Speaking about the bid RFU Chief Executive, Bill Sweeney said; “Securing RWC 2025 would add to the impressive list of major sporting events that the UK has attracted since London 2012, reinforcing the UK’s international reputation as a leading major events’ destination and a global leader in promoting women’s sport. As well as providing great economic returns, hosting the tournament would help to further promote rugby as an inclusive sport and provide a springboard to narrow the gap between male and female participation.”
A study by Sheffield Hallam University’s Sport Industry Research Centre (SIRC) demonstrated hosting the RWC in 2025 would be of benefit to the local economies of host venues around the country through job creation as well as services provided and the RWC could boost the economy by £156.25m with projections of an economic return of £5 for every £1 invested.

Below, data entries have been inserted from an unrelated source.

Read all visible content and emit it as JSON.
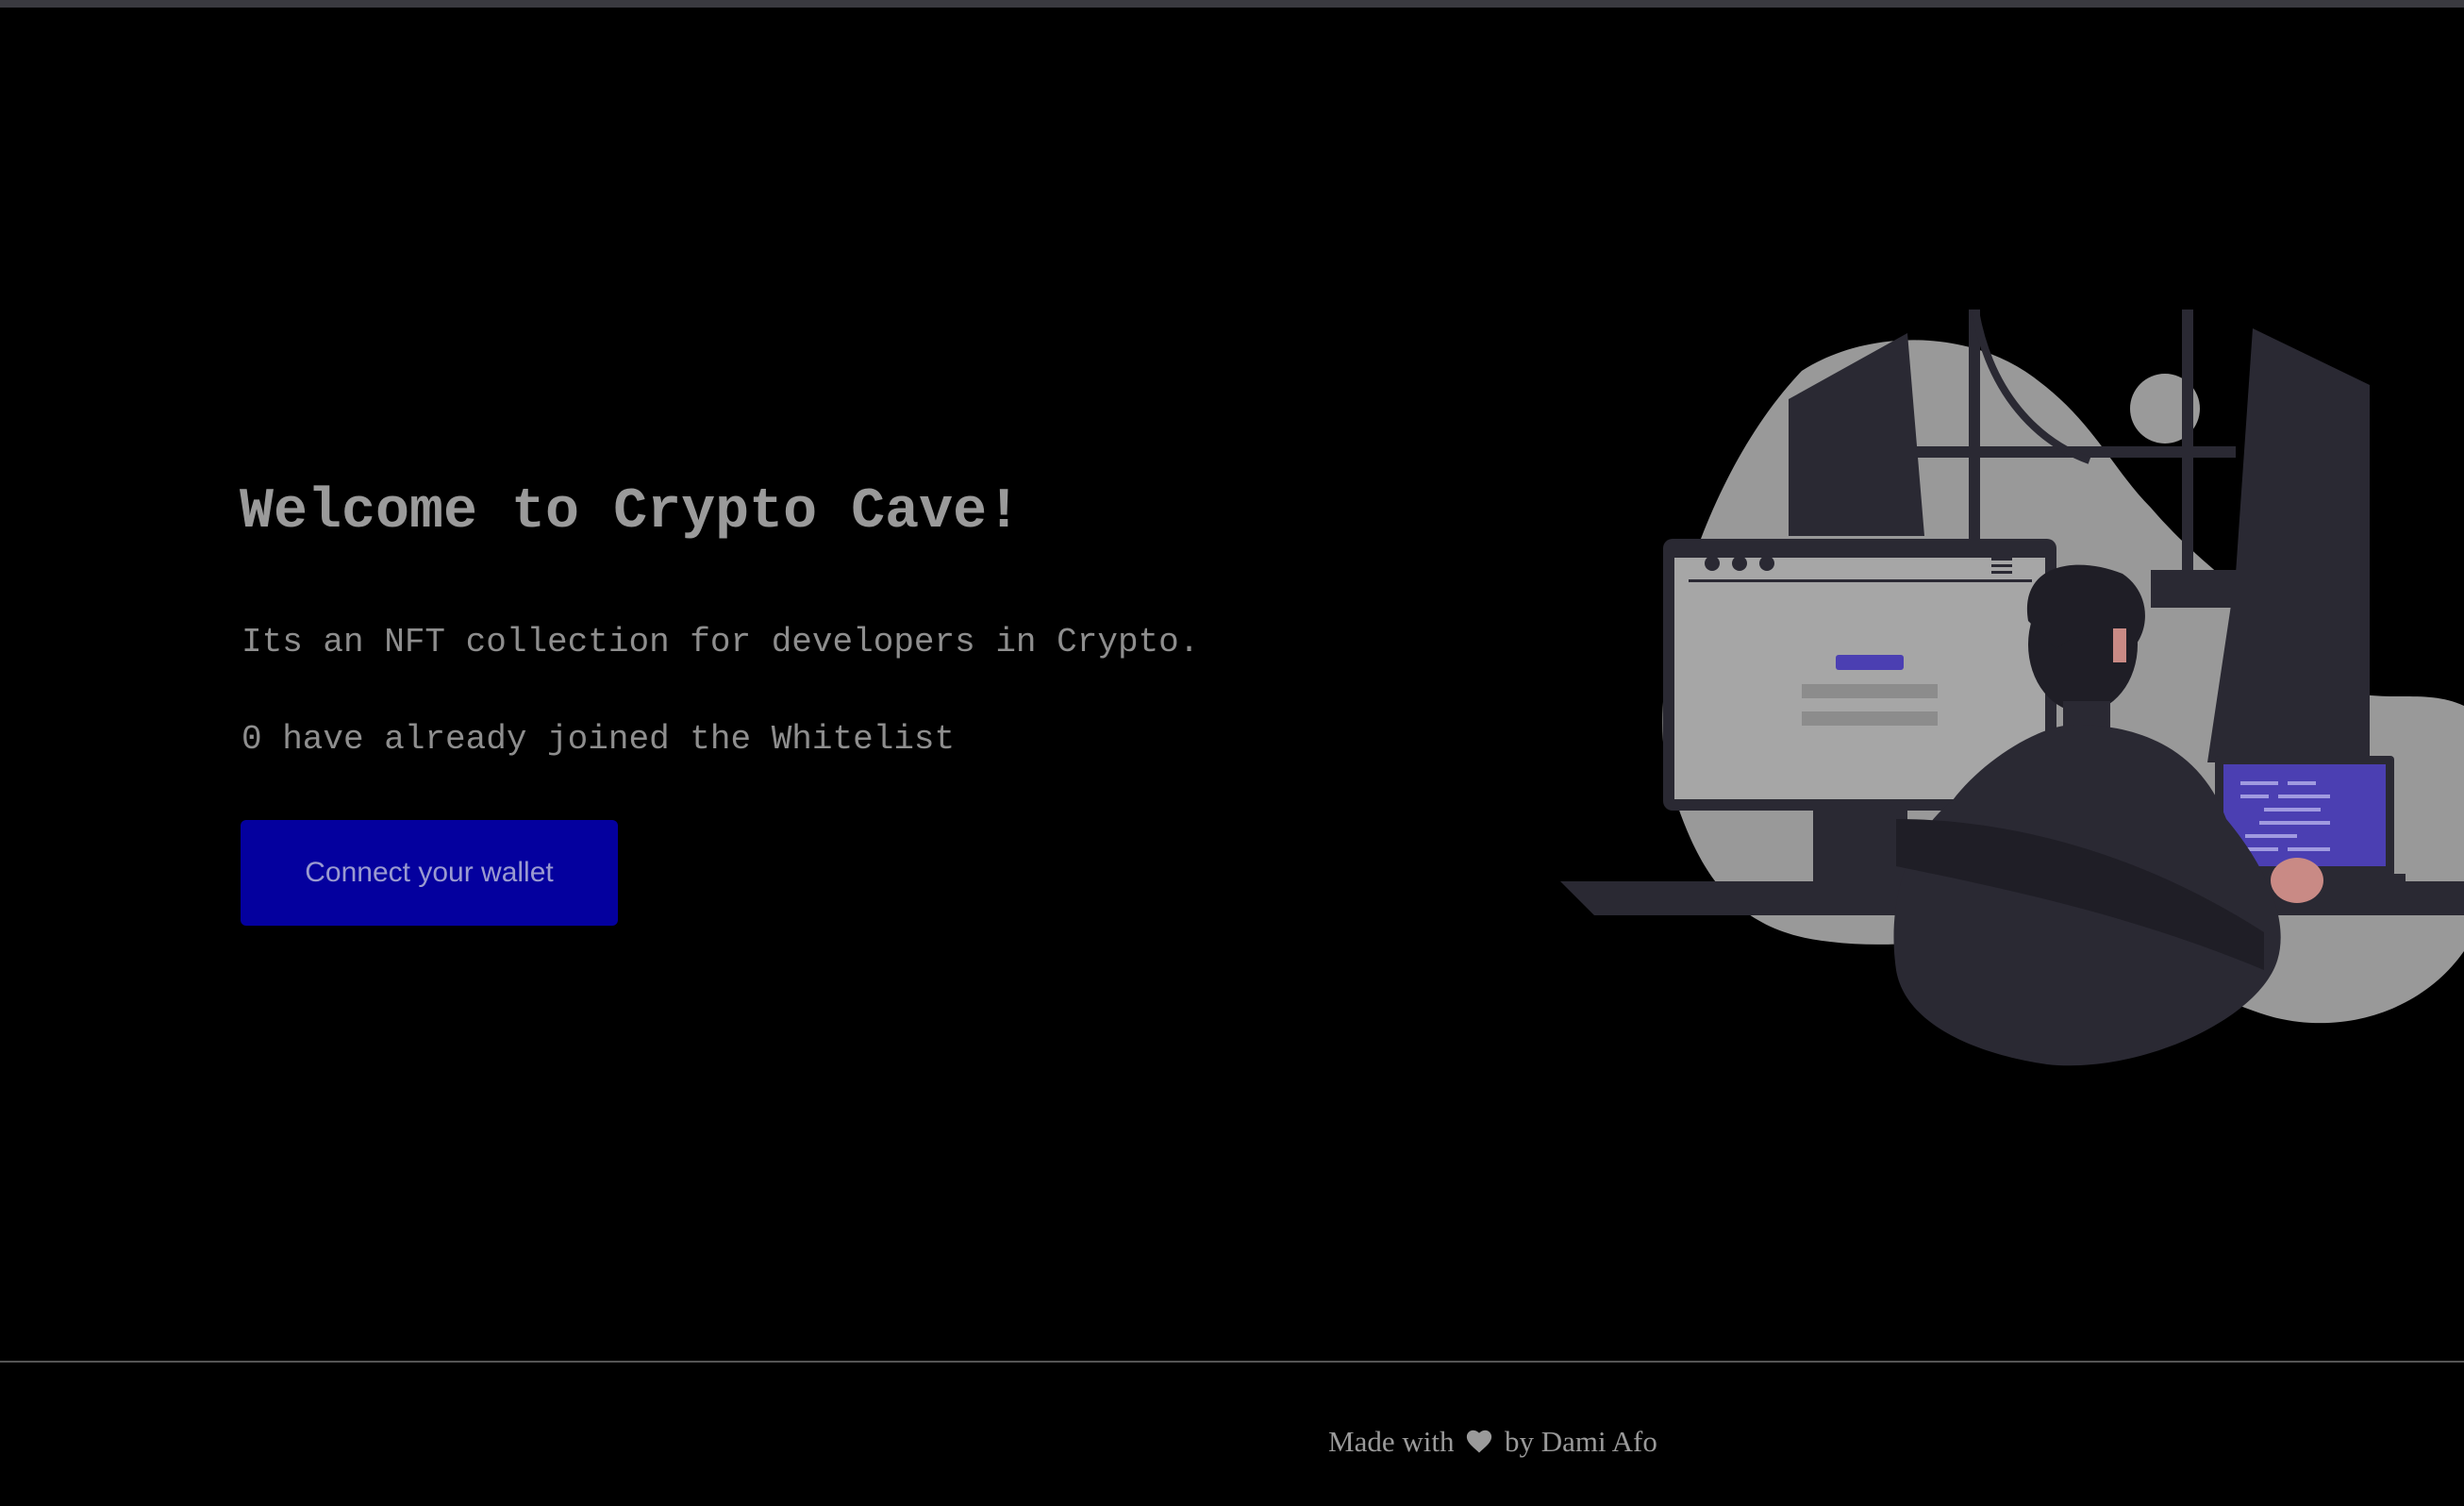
{
  "hero": {
    "title": "Welcome to Crypto Cave!",
    "description": "Its an NFT collection for developers in Crypto.",
    "whitelist_text": "0 have already joined the Whitelist",
    "connect_button_label": "Connect your wallet"
  },
  "illustration": {
    "name": "developer-at-desk-illustration",
    "accent_color": "#4b3fb2"
  },
  "footer": {
    "prefix": "Made with",
    "icon": "heart-icon",
    "suffix": "by Dami Afo"
  },
  "colors": {
    "background": "#000000",
    "button": "#04009e",
    "text": "#9a9a9a"
  }
}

The Legacy Programme could generate an estimated £86m. The values attributed to the legacy programme are based on increasing female participation in rugby and volunteering in the sport, combined with evidence on the contribution of community sport and physical activity in England to the five outcomes identified in the UK Government strategy for sport.
Sue Day, RFU Chief Operations and Finance Officer and former England Women’s Captain who represented England at three Rugby World Cups and won three grand slams said; “Securing a bid to host the Women’s RWC would be incredible. We want to leave a lasting legacy for women’s rugby in England, the UK and across the world, both in terms of attracting more people to play and attracting new fans. As we have seen from other home World Cups in Cricket, Hockey and Netball a RWC would further advance all women’s sport and nothing would beat watching the Red Roses compete in front of a full capacity crowd at Twickenham Stadium.”
Subject to securing sufficient private and public sector funding, the final bid submission will go to World Rugby for consideration in January 2022.
With thanks to the RFU